I asked experts for their opinions.
1. Don’t give up.
Sometimes it really is just a glitch, nothing more. Try to search for the fare or hotel room again, and if that doesn’t work, phone the online travel agency, says Rob Käll, president of Bookt, a Web services provider to the hotel and vacation rental industry. “If you don’t have any luck,” he adds, “try the hotel or airline directly.”
2. Call for help.
If your travel site doesn’t work, try someone whose system does — such as a travel agent. “In most cases a real travel agent can check the price to see if it’s available and also book it at the same price,” says Bruce Fisher, Honolulu-based operator of a vacation package site, Hawaii-Aloha.com. A competent agent understands the perils of booking online and can often price-match. What’s more, their systems can be faster and more reliable than the one you’re using to buy your trip. It’s worth noting that the advice isn’t free — agents charge a booking fee for their services.
3. Take your best shot.
If you find a price online and try to buy it, but are denied, your first step is to gather evidence. “Take a screen shot of the page with the fare you were promised and contact the travel site,” says Damian Bazadona, president of Situation Interactive, a New York marketing agency. “Most consumers assume that if it’s an online service they can’t speak to someone. That’s not the case.” He’s right. I’ve seen travelers prevail in a dispute with a travel company or bank because they had screen shots.
4. Cite the law.
I’m not going to go into details about how to complain to a travel company — I have a section on my blog dedicated to that — but I would add one thing: In addition to a brief, polite e-mail with your screen shots, it may help to cite any laws that apply to your situation. For example, the Federal Trade Commission has a useful guide on bait advertising with chapter and verse of applicable federal law. (Bait advertising is an alluring but insincere offer to sell a product the advertiser in truth does not intend to sell.) If a company thinks it’s breaking the law, it is far likelier to see things your way.

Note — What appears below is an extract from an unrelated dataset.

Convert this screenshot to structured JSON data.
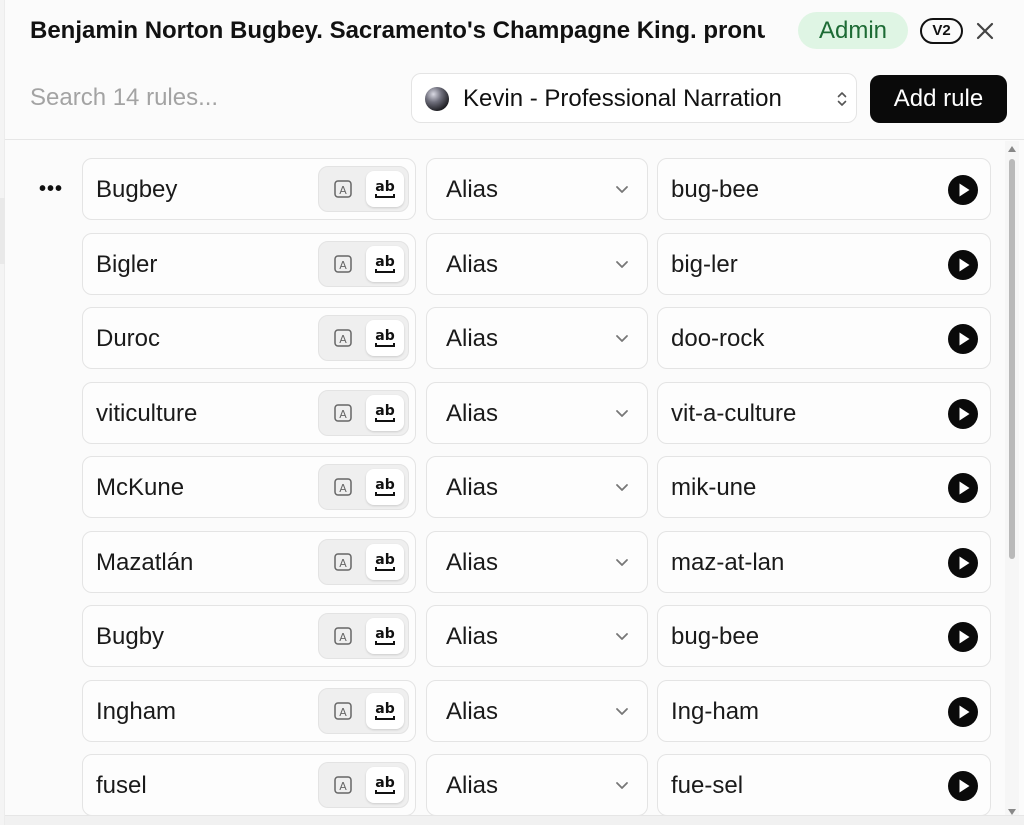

Online agencies and reservations systems are aware of the problem and are working to fix it, says Pablo O’Brien, the general manager of Yahoo! Travel. Users should expect “gradual improvement in system performance,” he told me. Those much-needed upgrades will allow travel companies to rely less on a process called “caching” — or storing potentially outdated prices on their servers, where they can be accessed by customers. But the fixes won’t happen overnight.
I had a lengthy conversation with a representative from Amadeus, one of the companies that handle reservations, and came away with the impression that the technology already exists to eliminate most of these problems. I also felt that a few common-sense strategies such as the ones I just mentioned could prevent most of these booking snafus.

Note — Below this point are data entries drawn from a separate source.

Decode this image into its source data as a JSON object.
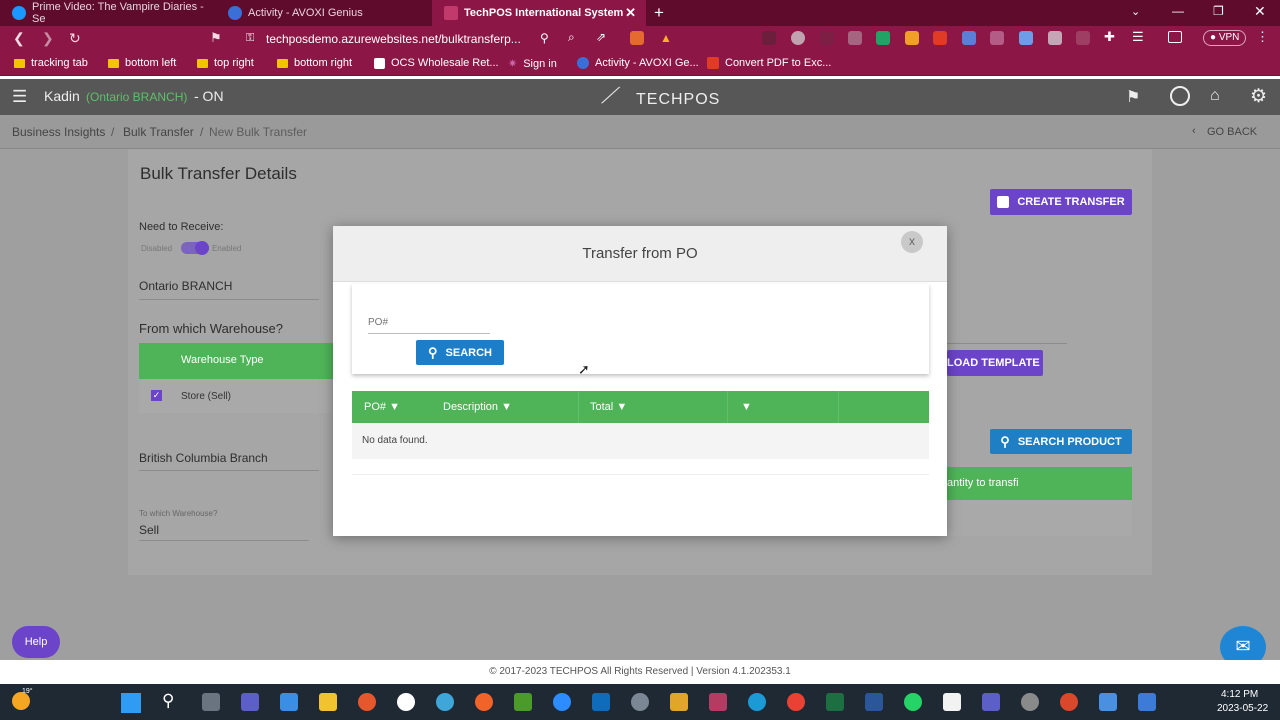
{
  "browser": {
    "tabs": [
      {
        "label": "Prime Video: The Vampire Diaries - Se",
        "active": false
      },
      {
        "label": "Activity - AVOXI Genius",
        "active": false
      },
      {
        "label": "TechPOS International System",
        "active": true
      }
    ],
    "new_tab": "+",
    "url": "techposdemo.azurewebsites.net/bulktransferp...",
    "bookmarks": [
      "tracking tab",
      "bottom left",
      "top right",
      "bottom right",
      "OCS Wholesale Ret...",
      "Sign in",
      "Activity - AVOXI Ge...",
      "Convert PDF to Exc..."
    ],
    "vpn": "VPN"
  },
  "app": {
    "user": "Kadin",
    "branch": "(Ontario BRANCH)",
    "status": "- ON",
    "logo": "TECHPOS",
    "breadcrumbs": [
      "Business Insights",
      "Bulk Transfer",
      "New Bulk Transfer"
    ],
    "go_back": "GO BACK"
  },
  "page": {
    "title": "Bulk Transfer Details",
    "need_to_receive": "Need to Receive:",
    "toggle_off": "Disabled",
    "toggle_on": "Enabled",
    "from_branch": "Ontario BRANCH",
    "from_question": "From which Warehouse?",
    "warehouse_type_header": "Warehouse Type",
    "warehouse_option": "Store (Sell)",
    "to_branch": "British Columbia Branch",
    "to_question": "To which Warehouse?",
    "to_value": "Sell",
    "create_transfer": "CREATE TRANSFER",
    "upload_template": "LOAD TEMPLATE",
    "search_product": "SEARCH PRODUCT",
    "qty_header": "antity to transfi"
  },
  "modal": {
    "title": "Transfer from PO",
    "close": "x",
    "po_placeholder": "PO#",
    "search_button": "SEARCH",
    "columns": [
      "PO#",
      "Description",
      "Total",
      ""
    ],
    "empty": "No data found."
  },
  "footer": "© 2017-2023 TECHPOS All Rights Reserved | Version 4.1.202353.1",
  "help": "Help",
  "taskbar": {
    "time": "4:12 PM",
    "date": "2023-05-22",
    "temp": "19°"
  },
  "colors": {
    "tabbar": "#5e0b2c",
    "chrome": "#8c1746",
    "green": "#4fb458",
    "purple": "#6c44c9",
    "blue": "#1f7fc4"
  }
}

Common sense and a little tech savvy is also important. “If a traveler uses their browser’s back button, they are essentially going back to an old display, not a refreshed display,” explained Alix Arguelles, director of product management and support services for Amadeus. “Browsers settings should be set for ‘refresh every time’ to help guarantee fresh data.”
But I’m not sure this problem will vanish any time soon. In addition to the conspiracy theorists who believe these system “troubles” are a thinly-veiled money grab, there are people on the other side who think the current reservations systems and the Web sites that book travel through them work just fine, thank you very much.
Alex Bainbridge, a UK-based travel technology consultant, capably represented that point of view when he called these issues a “minor inconvenience” that would be too expensive to repair. “People should get on with their lives and be grateful that affordable flights exist,” he said.
Maybe he has a point. Maybe we should just shut up and travel.
Christopher Elliott is the ombudsman for National Geographic Traveler magazine. You can read more travel tips on his blog, or e-mail him at .